DATASET RECORDS:

┄┄┄┄┄┄┄┄┄┄┄┄┄┄┄┄┄┄┄┄

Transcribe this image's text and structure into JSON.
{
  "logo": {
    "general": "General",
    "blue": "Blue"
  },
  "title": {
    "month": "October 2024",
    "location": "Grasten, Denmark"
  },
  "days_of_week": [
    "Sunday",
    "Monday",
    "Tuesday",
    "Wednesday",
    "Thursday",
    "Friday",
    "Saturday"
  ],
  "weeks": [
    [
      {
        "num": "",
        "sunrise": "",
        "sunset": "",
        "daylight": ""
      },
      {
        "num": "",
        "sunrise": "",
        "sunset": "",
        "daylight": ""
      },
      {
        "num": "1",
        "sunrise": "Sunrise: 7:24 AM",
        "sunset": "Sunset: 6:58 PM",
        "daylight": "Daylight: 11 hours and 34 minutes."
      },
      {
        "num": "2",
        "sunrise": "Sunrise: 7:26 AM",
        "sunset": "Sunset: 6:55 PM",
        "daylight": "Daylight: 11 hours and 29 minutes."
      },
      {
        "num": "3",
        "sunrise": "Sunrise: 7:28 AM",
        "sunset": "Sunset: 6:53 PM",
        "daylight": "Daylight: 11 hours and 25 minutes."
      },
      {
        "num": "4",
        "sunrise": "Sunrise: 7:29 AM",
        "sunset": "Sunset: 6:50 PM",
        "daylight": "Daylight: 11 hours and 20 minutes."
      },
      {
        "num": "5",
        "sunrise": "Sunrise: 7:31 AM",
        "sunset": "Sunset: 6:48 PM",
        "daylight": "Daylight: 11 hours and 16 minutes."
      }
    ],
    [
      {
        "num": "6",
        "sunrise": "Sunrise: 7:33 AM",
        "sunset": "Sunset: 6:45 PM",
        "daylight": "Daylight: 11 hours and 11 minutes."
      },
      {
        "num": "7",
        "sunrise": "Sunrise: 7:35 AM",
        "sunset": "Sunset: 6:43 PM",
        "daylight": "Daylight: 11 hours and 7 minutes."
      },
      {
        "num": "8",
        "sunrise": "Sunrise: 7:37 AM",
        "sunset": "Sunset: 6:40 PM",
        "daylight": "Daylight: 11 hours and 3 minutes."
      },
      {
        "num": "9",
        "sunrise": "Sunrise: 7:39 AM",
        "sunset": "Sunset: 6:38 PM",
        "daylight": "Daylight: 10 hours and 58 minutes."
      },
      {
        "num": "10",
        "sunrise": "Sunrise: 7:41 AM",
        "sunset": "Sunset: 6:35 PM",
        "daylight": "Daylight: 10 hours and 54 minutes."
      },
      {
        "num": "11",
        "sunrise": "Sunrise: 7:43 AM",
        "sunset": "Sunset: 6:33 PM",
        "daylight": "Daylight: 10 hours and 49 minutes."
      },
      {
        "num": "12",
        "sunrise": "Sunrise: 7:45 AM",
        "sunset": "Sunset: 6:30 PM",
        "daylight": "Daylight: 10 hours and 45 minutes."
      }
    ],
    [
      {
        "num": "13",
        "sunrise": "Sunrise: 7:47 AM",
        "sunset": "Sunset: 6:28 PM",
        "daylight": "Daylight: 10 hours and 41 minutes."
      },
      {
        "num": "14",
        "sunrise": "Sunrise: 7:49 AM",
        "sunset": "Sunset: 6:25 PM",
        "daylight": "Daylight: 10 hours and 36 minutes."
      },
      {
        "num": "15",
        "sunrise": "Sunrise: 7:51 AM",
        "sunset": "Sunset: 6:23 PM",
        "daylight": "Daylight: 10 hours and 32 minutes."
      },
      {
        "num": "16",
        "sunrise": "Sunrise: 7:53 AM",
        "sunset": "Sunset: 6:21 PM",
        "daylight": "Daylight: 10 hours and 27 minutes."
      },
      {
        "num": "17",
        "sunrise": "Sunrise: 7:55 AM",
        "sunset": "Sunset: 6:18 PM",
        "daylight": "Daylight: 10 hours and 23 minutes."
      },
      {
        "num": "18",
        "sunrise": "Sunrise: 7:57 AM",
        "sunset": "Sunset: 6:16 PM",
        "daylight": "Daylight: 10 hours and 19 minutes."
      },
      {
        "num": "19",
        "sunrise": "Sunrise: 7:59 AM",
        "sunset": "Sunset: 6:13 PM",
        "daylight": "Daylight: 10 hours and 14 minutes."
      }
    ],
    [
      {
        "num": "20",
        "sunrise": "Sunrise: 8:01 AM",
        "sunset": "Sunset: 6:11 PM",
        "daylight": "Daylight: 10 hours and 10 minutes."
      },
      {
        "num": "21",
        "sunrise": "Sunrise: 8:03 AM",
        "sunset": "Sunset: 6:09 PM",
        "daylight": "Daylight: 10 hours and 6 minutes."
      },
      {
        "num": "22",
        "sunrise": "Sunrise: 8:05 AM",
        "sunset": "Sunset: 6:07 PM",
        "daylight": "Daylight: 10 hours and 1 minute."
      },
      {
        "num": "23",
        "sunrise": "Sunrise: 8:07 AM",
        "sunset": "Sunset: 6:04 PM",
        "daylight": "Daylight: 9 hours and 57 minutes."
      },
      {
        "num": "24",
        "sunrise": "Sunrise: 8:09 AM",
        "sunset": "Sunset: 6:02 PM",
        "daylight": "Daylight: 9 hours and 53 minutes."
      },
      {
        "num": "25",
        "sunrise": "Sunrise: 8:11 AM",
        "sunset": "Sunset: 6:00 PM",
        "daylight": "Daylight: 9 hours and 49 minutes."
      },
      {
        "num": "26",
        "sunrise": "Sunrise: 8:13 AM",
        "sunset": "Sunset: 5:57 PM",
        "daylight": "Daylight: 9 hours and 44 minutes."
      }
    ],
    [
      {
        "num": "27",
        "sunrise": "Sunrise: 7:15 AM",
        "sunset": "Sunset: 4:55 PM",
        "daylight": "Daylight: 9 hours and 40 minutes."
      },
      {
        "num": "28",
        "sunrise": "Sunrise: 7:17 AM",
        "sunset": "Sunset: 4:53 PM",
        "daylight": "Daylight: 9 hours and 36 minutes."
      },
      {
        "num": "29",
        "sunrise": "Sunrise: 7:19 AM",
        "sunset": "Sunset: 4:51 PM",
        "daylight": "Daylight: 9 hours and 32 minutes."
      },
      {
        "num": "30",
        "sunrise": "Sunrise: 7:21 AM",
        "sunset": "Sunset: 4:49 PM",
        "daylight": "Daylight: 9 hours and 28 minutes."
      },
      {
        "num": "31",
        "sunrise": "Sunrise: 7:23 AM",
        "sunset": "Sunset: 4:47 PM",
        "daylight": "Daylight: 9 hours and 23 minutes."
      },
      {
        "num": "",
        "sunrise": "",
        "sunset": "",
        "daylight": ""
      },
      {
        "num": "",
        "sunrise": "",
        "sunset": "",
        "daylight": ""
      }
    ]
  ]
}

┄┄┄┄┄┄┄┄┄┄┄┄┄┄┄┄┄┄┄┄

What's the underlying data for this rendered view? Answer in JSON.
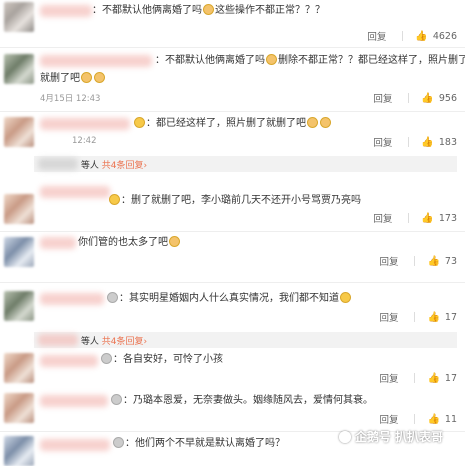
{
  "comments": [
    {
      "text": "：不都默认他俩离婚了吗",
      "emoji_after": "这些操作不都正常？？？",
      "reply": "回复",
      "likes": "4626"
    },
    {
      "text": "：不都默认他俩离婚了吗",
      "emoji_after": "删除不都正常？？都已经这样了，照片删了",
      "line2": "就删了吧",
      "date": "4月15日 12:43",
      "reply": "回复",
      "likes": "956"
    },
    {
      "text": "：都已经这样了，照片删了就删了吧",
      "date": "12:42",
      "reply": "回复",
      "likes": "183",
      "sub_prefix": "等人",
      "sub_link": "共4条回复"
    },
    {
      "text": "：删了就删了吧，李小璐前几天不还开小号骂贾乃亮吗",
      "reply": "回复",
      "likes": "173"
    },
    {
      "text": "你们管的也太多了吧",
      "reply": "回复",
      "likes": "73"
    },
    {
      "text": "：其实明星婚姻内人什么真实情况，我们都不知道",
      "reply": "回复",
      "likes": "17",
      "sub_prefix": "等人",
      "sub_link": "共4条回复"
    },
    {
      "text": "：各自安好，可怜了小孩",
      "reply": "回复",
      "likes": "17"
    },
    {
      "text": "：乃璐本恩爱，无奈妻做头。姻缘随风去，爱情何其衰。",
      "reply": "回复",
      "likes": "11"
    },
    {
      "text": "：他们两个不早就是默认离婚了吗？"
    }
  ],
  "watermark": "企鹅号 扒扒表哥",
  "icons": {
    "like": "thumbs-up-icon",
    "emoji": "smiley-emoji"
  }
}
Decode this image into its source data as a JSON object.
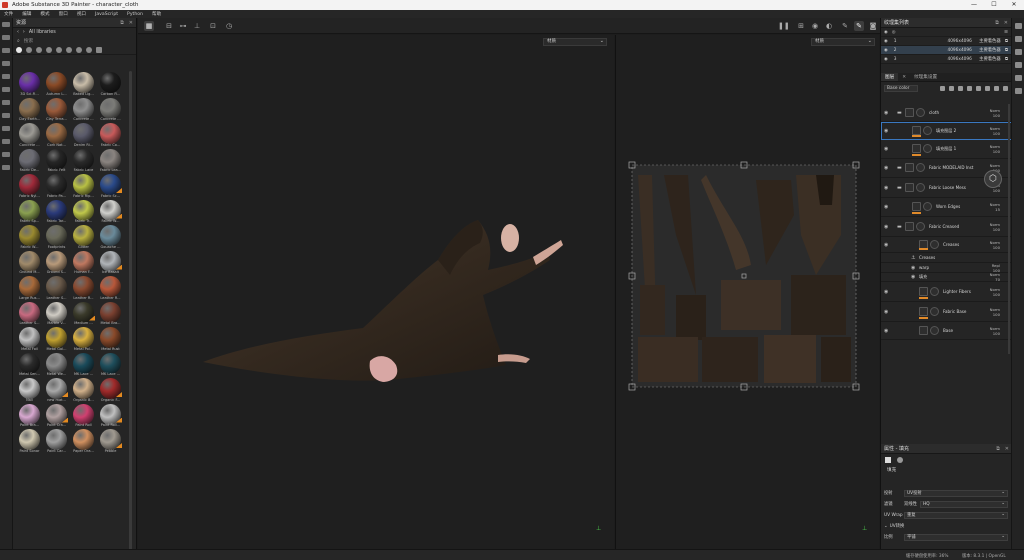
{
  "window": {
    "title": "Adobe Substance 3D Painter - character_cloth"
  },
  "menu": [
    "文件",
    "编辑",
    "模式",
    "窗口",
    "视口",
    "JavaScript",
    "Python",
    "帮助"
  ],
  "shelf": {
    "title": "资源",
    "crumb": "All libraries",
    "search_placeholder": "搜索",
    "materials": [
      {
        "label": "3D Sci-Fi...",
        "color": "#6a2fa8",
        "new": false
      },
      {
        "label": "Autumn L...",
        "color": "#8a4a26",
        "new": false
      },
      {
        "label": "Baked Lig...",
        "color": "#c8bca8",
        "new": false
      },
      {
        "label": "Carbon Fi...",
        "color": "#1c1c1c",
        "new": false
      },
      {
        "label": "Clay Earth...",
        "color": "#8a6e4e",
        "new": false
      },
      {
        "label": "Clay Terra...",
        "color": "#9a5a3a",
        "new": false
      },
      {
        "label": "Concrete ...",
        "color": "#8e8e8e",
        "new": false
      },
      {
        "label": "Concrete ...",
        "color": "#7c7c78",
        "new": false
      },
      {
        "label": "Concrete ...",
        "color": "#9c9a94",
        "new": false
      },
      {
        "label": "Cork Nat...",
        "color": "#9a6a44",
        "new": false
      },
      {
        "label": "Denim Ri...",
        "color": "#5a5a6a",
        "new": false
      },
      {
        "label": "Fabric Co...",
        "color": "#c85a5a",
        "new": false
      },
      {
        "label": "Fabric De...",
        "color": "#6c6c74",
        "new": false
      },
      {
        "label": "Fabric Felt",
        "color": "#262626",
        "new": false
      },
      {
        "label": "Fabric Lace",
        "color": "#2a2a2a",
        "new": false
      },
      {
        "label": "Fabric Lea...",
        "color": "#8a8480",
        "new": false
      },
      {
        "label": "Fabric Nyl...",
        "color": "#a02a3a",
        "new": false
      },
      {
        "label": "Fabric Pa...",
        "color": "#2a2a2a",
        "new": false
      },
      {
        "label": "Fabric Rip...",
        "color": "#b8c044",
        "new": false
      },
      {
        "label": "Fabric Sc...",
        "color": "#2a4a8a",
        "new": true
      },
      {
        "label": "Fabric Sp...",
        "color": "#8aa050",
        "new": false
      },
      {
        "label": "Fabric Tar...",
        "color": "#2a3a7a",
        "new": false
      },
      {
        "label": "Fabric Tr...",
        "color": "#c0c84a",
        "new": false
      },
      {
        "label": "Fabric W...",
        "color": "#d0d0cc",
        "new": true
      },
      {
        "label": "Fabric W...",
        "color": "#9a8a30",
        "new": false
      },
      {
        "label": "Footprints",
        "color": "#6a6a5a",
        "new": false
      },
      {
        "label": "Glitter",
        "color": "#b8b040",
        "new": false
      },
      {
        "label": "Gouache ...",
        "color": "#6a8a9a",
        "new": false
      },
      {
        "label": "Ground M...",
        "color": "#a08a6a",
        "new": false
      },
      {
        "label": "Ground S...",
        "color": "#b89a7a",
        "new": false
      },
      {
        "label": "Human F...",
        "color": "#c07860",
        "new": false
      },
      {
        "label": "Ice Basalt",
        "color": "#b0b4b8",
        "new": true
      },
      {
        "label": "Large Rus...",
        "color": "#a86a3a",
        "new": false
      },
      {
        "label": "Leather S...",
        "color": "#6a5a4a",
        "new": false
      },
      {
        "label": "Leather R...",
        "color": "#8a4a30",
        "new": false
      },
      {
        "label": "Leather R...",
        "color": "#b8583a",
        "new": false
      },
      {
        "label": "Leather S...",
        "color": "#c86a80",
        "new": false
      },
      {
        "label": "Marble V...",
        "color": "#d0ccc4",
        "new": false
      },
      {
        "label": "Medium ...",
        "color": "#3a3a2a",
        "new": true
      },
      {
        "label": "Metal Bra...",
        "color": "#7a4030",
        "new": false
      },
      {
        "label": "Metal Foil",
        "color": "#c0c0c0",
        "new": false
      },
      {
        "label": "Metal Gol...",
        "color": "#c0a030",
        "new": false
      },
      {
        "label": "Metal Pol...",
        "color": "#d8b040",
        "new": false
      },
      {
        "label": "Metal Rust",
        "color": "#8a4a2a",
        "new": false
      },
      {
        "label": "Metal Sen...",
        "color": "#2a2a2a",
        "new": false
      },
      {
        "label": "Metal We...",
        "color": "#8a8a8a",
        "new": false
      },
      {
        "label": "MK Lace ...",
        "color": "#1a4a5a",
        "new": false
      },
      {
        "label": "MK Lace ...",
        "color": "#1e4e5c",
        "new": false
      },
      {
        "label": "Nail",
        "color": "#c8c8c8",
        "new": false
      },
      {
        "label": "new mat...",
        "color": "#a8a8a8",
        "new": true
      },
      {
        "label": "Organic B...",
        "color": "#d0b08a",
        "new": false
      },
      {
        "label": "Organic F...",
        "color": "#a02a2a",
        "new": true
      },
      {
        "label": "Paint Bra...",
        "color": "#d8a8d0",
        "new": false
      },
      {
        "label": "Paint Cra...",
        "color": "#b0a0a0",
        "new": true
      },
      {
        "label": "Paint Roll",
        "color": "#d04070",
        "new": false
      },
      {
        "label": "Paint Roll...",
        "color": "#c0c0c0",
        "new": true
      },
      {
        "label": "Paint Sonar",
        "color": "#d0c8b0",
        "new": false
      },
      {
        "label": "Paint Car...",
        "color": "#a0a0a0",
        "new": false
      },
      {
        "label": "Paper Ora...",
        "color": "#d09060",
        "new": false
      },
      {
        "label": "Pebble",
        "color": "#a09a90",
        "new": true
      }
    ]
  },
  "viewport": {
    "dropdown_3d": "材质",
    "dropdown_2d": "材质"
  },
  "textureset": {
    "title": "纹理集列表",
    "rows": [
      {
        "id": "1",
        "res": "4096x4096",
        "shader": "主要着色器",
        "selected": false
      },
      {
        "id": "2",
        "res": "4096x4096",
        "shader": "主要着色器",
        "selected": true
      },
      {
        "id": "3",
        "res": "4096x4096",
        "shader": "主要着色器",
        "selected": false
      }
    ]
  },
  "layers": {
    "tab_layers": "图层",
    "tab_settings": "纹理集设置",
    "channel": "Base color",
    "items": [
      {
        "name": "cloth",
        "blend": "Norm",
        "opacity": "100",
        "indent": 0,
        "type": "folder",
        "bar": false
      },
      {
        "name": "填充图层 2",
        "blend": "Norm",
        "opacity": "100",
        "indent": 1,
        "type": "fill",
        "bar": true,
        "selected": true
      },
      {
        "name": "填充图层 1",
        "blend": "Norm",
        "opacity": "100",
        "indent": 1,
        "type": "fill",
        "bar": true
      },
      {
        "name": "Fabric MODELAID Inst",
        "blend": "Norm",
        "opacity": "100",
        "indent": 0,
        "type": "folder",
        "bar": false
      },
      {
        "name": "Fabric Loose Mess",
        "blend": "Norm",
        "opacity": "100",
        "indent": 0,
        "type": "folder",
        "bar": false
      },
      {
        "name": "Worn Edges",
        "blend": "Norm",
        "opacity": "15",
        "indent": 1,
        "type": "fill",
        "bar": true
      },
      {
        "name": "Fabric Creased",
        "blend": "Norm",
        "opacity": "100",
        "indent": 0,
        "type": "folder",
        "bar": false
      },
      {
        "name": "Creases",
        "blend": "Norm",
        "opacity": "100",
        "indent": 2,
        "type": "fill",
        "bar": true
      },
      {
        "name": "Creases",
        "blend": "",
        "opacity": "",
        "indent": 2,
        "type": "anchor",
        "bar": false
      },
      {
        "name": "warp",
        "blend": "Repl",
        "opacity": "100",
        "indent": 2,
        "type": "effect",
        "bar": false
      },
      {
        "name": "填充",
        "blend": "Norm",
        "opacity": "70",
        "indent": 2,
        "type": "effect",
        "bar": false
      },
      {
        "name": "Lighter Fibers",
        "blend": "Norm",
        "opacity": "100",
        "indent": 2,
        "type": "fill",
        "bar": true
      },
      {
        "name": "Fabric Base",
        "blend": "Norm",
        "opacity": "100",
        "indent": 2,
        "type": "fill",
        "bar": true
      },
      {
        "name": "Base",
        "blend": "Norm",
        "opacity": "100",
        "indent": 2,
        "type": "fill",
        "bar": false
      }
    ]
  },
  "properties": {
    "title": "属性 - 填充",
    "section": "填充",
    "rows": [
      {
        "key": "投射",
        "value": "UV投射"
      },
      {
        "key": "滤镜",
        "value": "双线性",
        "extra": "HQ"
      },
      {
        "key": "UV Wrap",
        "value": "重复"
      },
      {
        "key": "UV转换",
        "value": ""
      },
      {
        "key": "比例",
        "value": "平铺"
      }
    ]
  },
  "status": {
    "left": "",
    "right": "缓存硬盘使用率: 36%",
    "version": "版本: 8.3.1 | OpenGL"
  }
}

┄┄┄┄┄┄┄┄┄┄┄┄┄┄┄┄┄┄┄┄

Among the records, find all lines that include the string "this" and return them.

YOUR SOLUTION:
Transcribe this image's text and structure into JSON.
What's the underlying data for this rendered view? Answer in JSON.
Decode this image into its source data as a JSON object.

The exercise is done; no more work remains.